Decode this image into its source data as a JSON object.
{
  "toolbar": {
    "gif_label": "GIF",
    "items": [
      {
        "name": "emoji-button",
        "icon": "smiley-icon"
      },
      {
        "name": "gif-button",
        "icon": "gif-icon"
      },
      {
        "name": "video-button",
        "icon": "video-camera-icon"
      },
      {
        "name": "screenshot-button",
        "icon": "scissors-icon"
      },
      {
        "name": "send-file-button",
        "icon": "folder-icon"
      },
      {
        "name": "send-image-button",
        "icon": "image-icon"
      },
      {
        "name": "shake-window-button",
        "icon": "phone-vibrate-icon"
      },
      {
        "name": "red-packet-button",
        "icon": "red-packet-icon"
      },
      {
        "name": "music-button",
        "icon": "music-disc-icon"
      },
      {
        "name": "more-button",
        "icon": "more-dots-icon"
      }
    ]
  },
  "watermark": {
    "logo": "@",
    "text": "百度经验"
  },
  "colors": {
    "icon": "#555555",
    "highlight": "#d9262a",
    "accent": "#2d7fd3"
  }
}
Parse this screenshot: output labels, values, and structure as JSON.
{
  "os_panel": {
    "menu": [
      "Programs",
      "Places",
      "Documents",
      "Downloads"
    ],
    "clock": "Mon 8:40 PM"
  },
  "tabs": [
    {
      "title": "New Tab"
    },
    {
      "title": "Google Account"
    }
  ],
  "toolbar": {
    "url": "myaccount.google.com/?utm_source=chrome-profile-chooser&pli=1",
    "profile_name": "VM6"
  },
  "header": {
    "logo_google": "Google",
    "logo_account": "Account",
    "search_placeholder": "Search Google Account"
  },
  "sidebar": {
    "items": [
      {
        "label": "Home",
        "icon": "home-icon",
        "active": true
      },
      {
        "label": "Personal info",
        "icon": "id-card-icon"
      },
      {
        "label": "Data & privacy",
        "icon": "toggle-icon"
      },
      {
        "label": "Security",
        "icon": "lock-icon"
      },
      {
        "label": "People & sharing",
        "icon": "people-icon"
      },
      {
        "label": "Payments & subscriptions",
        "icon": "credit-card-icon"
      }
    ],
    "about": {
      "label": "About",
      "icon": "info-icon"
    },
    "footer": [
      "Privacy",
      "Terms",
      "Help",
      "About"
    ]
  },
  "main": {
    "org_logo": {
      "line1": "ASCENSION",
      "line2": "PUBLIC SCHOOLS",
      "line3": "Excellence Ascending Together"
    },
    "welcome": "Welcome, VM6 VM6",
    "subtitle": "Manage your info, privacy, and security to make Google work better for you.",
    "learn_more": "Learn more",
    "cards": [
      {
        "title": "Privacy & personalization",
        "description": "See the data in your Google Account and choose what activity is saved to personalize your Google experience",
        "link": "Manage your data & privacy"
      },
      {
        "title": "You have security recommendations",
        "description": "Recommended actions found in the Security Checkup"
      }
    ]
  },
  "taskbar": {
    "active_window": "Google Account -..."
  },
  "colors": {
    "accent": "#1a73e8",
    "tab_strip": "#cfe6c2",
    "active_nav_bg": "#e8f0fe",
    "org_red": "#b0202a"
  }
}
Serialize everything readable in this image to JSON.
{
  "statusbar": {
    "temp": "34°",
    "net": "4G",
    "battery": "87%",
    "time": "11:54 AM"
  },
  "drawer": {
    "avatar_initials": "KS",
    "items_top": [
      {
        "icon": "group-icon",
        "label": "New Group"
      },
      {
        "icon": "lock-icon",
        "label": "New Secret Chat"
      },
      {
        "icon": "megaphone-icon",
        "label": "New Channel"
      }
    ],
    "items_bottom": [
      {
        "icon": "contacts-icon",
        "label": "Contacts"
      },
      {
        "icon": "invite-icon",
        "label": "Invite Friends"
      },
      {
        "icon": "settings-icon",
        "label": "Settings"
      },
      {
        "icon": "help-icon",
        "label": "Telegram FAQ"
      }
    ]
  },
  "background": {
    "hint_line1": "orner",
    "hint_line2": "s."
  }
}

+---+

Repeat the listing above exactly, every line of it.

SOLUTION TO THIS TASK:
Decode this image into its source data as a JSON object.
{
  "toolbar": {
    "gif_label": "GIF",
    "items": [
      {
        "name": "emoji-button",
        "icon": "smiley-icon"
      },
      {
        "name": "gif-button",
        "icon": "gif-icon"
      },
      {
        "name": "video-button",
        "icon": "video-camera-icon"
      },
      {
        "name": "screenshot-button",
        "icon": "scissors-icon"
      },
      {
        "name": "send-file-button",
        "icon": "folder-icon"
      },
      {
        "name": "send-image-button",
        "icon": "image-icon"
      },
      {
        "name": "shake-window-button",
        "icon": "phone-vibrate-icon"
      },
      {
        "name": "red-packet-button",
        "icon": "red-packet-icon"
      },
      {
        "name": "music-button",
        "icon": "music-disc-icon"
      },
      {
        "name": "more-button",
        "icon": "more-dots-icon"
      }
    ]
  },
  "watermark": {
    "logo": "@",
    "text": "百度经验"
  },
  "colors": {
    "icon": "#555555",
    "highlight": "#d9262a",
    "accent": "#2d7fd3"
  }
}
Parse this screenshot: output labels, values, and structure as JSON.
{
  "os_panel": {
    "menu": [
      "Programs",
      "Places",
      "Documents",
      "Downloads"
    ],
    "clock": "Mon 8:40 PM"
  },
  "tabs": [
    {
      "title": "New Tab"
    },
    {
      "title": "Google Account"
    }
  ],
  "toolbar": {
    "url": "myaccount.google.com/?utm_source=chrome-profile-chooser&pli=1",
    "profile_name": "VM6"
  },
  "header": {
    "logo_google": "Google",
    "logo_account": "Account",
    "search_placeholder": "Search Google Account"
  },
  "sidebar": {
    "items": [
      {
        "label": "Home",
        "icon": "home-icon",
        "active": true
      },
      {
        "label": "Personal info",
        "icon": "id-card-icon"
      },
      {
        "label": "Data & privacy",
        "icon": "toggle-icon"
      },
      {
        "label": "Security",
        "icon": "lock-icon"
      },
      {
        "label": "People & sharing",
        "icon": "people-icon"
      },
      {
        "label": "Payments & subscriptions",
        "icon": "credit-card-icon"
      }
    ],
    "about": {
      "label": "About",
      "icon": "info-icon"
    },
    "footer": [
      "Privacy",
      "Terms",
      "Help",
      "About"
    ]
  },
  "main": {
    "org_logo": {
      "line1": "ASCENSION",
      "line2": "PUBLIC SCHOOLS",
      "line3": "Excellence Ascending Together"
    },
    "welcome": "Welcome, VM6 VM6",
    "subtitle": "Manage your info, privacy, and security to make Google work better for you.",
    "learn_more": "Learn more",
    "cards": [
      {
        "title": "Privacy & personalization",
        "description": "See the data in your Google Account and choose what activity is saved to personalize your Google experience",
        "link": "Manage your data & privacy"
      },
      {
        "title": "You have security recommendations",
        "description": "Recommended actions found in the Security Checkup"
      }
    ]
  },
  "taskbar": {
    "active_window": "Google Account -..."
  },
  "colors": {
    "accent": "#1a73e8",
    "tab_strip": "#cfe6c2",
    "active_nav_bg": "#e8f0fe",
    "org_red": "#b0202a"
  }
}
Serialize everything readable in this image to JSON.
{
  "statusbar": {
    "temp": "34°",
    "net": "4G",
    "battery": "87%",
    "time": "11:54 AM"
  },
  "drawer": {
    "avatar_initials": "KS",
    "items_top": [
      {
        "icon": "group-icon",
        "label": "New Group"
      },
      {
        "icon": "lock-icon",
        "label": "New Secret Chat"
      },
      {
        "icon": "megaphone-icon",
        "label": "New Channel"
      }
    ],
    "items_bottom": [
      {
        "icon": "contacts-icon",
        "label": "Contacts"
      },
      {
        "icon": "invite-icon",
        "label": "Invite Friends"
      },
      {
        "icon": "settings-icon",
        "label": "Settings"
      },
      {
        "icon": "help-icon",
        "label": "Telegram FAQ"
      }
    ]
  },
  "background": {
    "hint_line1": "orner",
    "hint_line2": "s."
  }
}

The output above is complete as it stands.